◆ **ABOUT THIS TASK**
Copy all of the data below without altering a single line.

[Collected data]
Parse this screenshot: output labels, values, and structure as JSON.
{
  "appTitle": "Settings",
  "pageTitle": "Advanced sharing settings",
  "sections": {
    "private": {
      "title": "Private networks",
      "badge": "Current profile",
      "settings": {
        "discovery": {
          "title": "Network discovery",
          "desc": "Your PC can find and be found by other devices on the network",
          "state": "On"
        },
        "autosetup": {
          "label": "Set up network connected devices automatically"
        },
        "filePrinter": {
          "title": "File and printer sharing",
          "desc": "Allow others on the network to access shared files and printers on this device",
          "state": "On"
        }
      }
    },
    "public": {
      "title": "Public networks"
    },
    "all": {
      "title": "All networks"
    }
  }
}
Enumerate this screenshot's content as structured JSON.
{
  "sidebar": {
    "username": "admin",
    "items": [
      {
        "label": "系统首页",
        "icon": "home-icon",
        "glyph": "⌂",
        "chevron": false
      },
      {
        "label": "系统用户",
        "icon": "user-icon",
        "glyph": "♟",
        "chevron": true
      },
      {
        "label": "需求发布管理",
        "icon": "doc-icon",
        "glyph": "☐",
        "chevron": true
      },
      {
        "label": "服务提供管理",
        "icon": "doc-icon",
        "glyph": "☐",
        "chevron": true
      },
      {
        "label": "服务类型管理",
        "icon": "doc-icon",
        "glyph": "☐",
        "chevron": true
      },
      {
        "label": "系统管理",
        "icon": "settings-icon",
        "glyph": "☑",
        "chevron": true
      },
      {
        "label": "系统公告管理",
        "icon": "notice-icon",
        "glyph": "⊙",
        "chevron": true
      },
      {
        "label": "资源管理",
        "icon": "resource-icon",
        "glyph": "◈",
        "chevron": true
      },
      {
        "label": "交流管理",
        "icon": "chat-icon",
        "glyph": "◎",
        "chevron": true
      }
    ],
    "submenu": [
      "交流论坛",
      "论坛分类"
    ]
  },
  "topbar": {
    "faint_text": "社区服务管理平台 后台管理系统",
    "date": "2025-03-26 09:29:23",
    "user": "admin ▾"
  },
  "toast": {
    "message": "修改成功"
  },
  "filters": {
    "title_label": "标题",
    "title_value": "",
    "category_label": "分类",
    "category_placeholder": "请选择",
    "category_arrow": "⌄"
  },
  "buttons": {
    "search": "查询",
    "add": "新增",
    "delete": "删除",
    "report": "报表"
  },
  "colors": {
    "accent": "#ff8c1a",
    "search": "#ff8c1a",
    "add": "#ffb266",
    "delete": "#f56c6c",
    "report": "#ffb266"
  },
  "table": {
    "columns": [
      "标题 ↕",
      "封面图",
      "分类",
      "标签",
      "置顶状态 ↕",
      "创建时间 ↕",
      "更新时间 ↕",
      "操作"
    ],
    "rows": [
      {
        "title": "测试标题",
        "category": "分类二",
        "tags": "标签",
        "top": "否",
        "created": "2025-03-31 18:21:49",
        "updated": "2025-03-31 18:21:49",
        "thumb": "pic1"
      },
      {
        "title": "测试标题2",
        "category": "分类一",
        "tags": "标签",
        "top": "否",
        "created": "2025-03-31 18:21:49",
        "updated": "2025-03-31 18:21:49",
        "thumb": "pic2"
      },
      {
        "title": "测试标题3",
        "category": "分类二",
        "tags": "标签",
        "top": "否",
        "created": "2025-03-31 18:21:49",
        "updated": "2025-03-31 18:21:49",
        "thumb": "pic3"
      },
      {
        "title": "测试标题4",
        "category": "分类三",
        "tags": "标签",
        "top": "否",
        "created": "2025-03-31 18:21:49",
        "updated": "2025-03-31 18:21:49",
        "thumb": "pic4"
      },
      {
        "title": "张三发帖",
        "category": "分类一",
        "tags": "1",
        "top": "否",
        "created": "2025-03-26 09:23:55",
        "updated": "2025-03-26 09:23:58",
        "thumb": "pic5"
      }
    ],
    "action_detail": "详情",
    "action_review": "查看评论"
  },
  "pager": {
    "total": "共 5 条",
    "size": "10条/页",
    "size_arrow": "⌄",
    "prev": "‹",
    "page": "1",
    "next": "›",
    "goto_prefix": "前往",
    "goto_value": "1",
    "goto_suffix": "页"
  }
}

◆ **THE COMPLETED TASK**
Parse this screenshot: output labels, values, and structure as JSON.
{
  "appTitle": "Settings",
  "pageTitle": "Advanced sharing settings",
  "sections": {
    "private": {
      "title": "Private networks",
      "badge": "Current profile",
      "settings": {
        "discovery": {
          "title": "Network discovery",
          "desc": "Your PC can find and be found by other devices on the network",
          "state": "On"
        },
        "autosetup": {
          "label": "Set up network connected devices automatically"
        },
        "filePrinter": {
          "title": "File and printer sharing",
          "desc": "Allow others on the network to access shared files and printers on this device",
          "state": "On"
        }
      }
    },
    "public": {
      "title": "Public networks"
    },
    "all": {
      "title": "All networks"
    }
  }
}
Enumerate this screenshot's content as structured JSON.
{
  "sidebar": {
    "username": "admin",
    "items": [
      {
        "label": "系统首页",
        "icon": "home-icon",
        "glyph": "⌂",
        "chevron": false
      },
      {
        "label": "系统用户",
        "icon": "user-icon",
        "glyph": "♟",
        "chevron": true
      },
      {
        "label": "需求发布管理",
        "icon": "doc-icon",
        "glyph": "☐",
        "chevron": true
      },
      {
        "label": "服务提供管理",
        "icon": "doc-icon",
        "glyph": "☐",
        "chevron": true
      },
      {
        "label": "服务类型管理",
        "icon": "doc-icon",
        "glyph": "☐",
        "chevron": true
      },
      {
        "label": "系统管理",
        "icon": "settings-icon",
        "glyph": "☑",
        "chevron": true
      },
      {
        "label": "系统公告管理",
        "icon": "notice-icon",
        "glyph": "⊙",
        "chevron": true
      },
      {
        "label": "资源管理",
        "icon": "resource-icon",
        "glyph": "◈",
        "chevron": true
      },
      {
        "label": "交流管理",
        "icon": "chat-icon",
        "glyph": "◎",
        "chevron": true
      }
    ],
    "submenu": [
      "交流论坛",
      "论坛分类"
    ]
  },
  "topbar": {
    "faint_text": "社区服务管理平台 后台管理系统",
    "date": "2025-03-26 09:29:23",
    "user": "admin ▾"
  },
  "toast": {
    "message": "修改成功"
  },
  "filters": {
    "title_label": "标题",
    "title_value": "",
    "category_label": "分类",
    "category_placeholder": "请选择",
    "category_arrow": "⌄"
  },
  "buttons": {
    "search": "查询",
    "add": "新增",
    "delete": "删除",
    "report": "报表"
  },
  "colors": {
    "accent": "#ff8c1a",
    "search": "#ff8c1a",
    "add": "#ffb266",
    "delete": "#f56c6c",
    "report": "#ffb266"
  },
  "table": {
    "columns": [
      "标题 ↕",
      "封面图",
      "分类",
      "标签",
      "置顶状态 ↕",
      "创建时间 ↕",
      "更新时间 ↕",
      "操作"
    ],
    "rows": [
      {
        "title": "测试标题",
        "category": "分类二",
        "tags": "标签",
        "top": "否",
        "created": "2025-03-31 18:21:49",
        "updated": "2025-03-31 18:21:49",
        "thumb": "pic1"
      },
      {
        "title": "测试标题2",
        "category": "分类一",
        "tags": "标签",
        "top": "否",
        "created": "2025-03-31 18:21:49",
        "updated": "2025-03-31 18:21:49",
        "thumb": "pic2"
      },
      {
        "title": "测试标题3",
        "category": "分类二",
        "tags": "标签",
        "top": "否",
        "created": "2025-03-31 18:21:49",
        "updated": "2025-03-31 18:21:49",
        "thumb": "pic3"
      },
      {
        "title": "测试标题4",
        "category": "分类三",
        "tags": "标签",
        "top": "否",
        "created": "2025-03-31 18:21:49",
        "updated": "2025-03-31 18:21:49",
        "thumb": "pic4"
      },
      {
        "title": "张三发帖",
        "category": "分类一",
        "tags": "1",
        "top": "否",
        "created": "2025-03-26 09:23:55",
        "updated": "2025-03-26 09:23:58",
        "thumb": "pic5"
      }
    ],
    "action_detail": "详情",
    "action_review": "查看评论"
  },
  "pager": {
    "total": "共 5 条",
    "size": "10条/页",
    "size_arrow": "⌄",
    "prev": "‹",
    "page": "1",
    "next": "›",
    "goto_prefix": "前往",
    "goto_value": "1",
    "goto_suffix": "页"
  }
}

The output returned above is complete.